He's not afraid to be controversial with his criticisms either, often confronting head on the modern shibboleths of political correctness, relativism, rights and duties etc. This hasn't made his views necessarily popular with some Buddhists in the West, even, a times, within his own order. Though he's clear we need to adapt Buddhism to our own culture, he feels it must never be done by diluting or distorting the message of the Dharma. His writing is frequently an extended critique of modern culture and mores, and how these diverge from Buddhist thought. Even becoming, on occasions, as near as Sangharakshita ever gets to a rant. For when he's on a role about something, such as war and the pursuit of peace in the twentieth century, he becomes something of an unstoppable force - an angel of clarity dispelling the fog of bland statements and sound bites that bedevil our worldly perceptions and expression.

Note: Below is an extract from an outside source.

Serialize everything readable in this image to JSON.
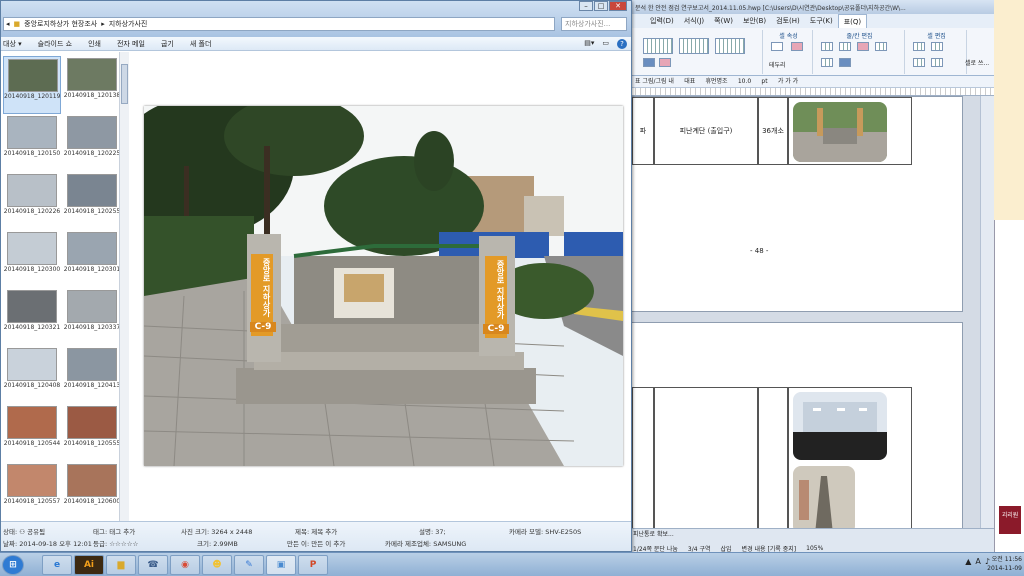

This book seems both timely in its appearance, for his own Order to reassess the larger corpus of his legacy, and all too relevant to the world outside it too, because this is what the Dharma should be.